Governor’s statement following the ECB’ monetary policy meeting
The euro area will see a large decline in economic activity this year as the coronavirus pandemic hits, while a recovery is expected next year. The Governing Council of the ECB was also briefed yesterday on the inflation forecasts: inflation will remain low over the coming months, but is expected to rise after the pandemic ends. In these circumstances we decided to maintain the extremely accommodative monetary policy stance, and recalibrated the key measures put in place in the early part of the crisis.
Yesterday the Governing Council of the ECB discussed the latest economic forecasts. Euro area GDP is expected to decline by 7.3% in real terms in 2020, before recovering by 3.9% in 2021. According to the latest forecasts, the pre-crisis level of economic activity will be regained by the second half of 2022. The low economic growth will also be reflected in low inflation. It will stand at 0.2% this year, and will reach 1.4% by the end of 2023, thus remaining well short of its target of close to but below 2%.
The forecasts for the euro area also provide the basis for drawing up the latest forecasts for Slovenia, which Banka Slovenije is expected to release next week.
The forecasts remain heavily influenced by the course of the pandemic and the related containment measures on one side, and the monetary and fiscal policy measures put in place on the other. The GDP figures for the third quarter were better than expected, but the reimposition of containment measures brought a slowdown in the recovery. A renewed decline in economic activity is expected during the final part of the year. There remain considerable gaps between individual sectors of the economy: services have been hit significantly harder by the second wave of the pandemic than manufacturing.
The encouraging news about the manufacture and distribution of a vaccine is raising hopes of a solution to the health crisis, but the risks currently being faced remain significant. At yesterday’s meeting the Governing Council of the ECB thus recalibrated some of the key measures put in place in the early part of the crisis. The recalibration of the key crisis instruments will help to preserve favourable financing conditions over the pandemic period, thereby supporting the flow of credit to all sectors of the economy, underpinning economic activity and safeguarding medium-term price stability.
Key instruments introduced or adjusted during the crisis were recalibrated with the aim of meeting this objective and maintaining an extremely accommodative policy stance. The most important changes relate to the pandemic emergency purchase programme and the targeted longer-term refinancing operations (PEPP and TLTRO III):
- PEPP: The horizon for net purchases has been extended by nine months, i.e. to at least the end of March 2022, while the envelope for asset purchases has been increased by EUR 500 billion to a total of EUR 1,850 billion.
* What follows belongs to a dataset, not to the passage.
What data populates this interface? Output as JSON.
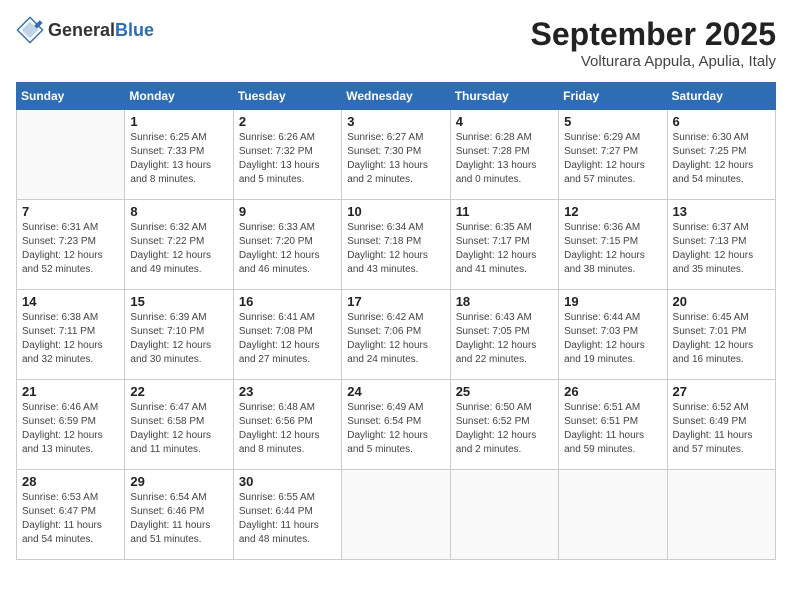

- TLTRO III: The period over which considerably more favourable terms will apply has been extended by 12 months (to June 2022), three additional operations in which banks can participate will be conducted, and the total amount that banks will be entitled to borrow has been raised.
Banka Slovenije can clarify that the changes to asset purchases are a consequence of the crisis lasting longer than originally expected. The central banks of the Eurosystem will therefore make the aforementioned asset purchases for a longer period, thereby supporting more favourable financing conditions, which ultimately will reduce risks and encourage consumption, while helping to meet our primary objective of price stability. It is a similar case with the other instrument, the TLTRO III, which is allowing the Eurosystem to provide emergency liquidity to the banking system over the long term, provided that it directs it into lending for businesses and households, thus encouraging activity. To this end the temporary collateral easing measures have also been extended to June 2022.
Banka Slovenije reiterates that within the framework of the Eurosystem we stand ready to adjust all of our instruments should the situation change.
The aforementioned measures are allowing the accommodative monetary policy to have equal effect across all countries. They are ensuring that Slovenia has unfettered access to financial markets, and thus to funding for its extensive packages of fiscal policy measures at interest rates that remain at record low levels. In addition, the possibility of securing additional liquidity at extremely favourable terms is allowing banks operating in Slovenia to maintain the supply of credit to their customers at very encouraging terms.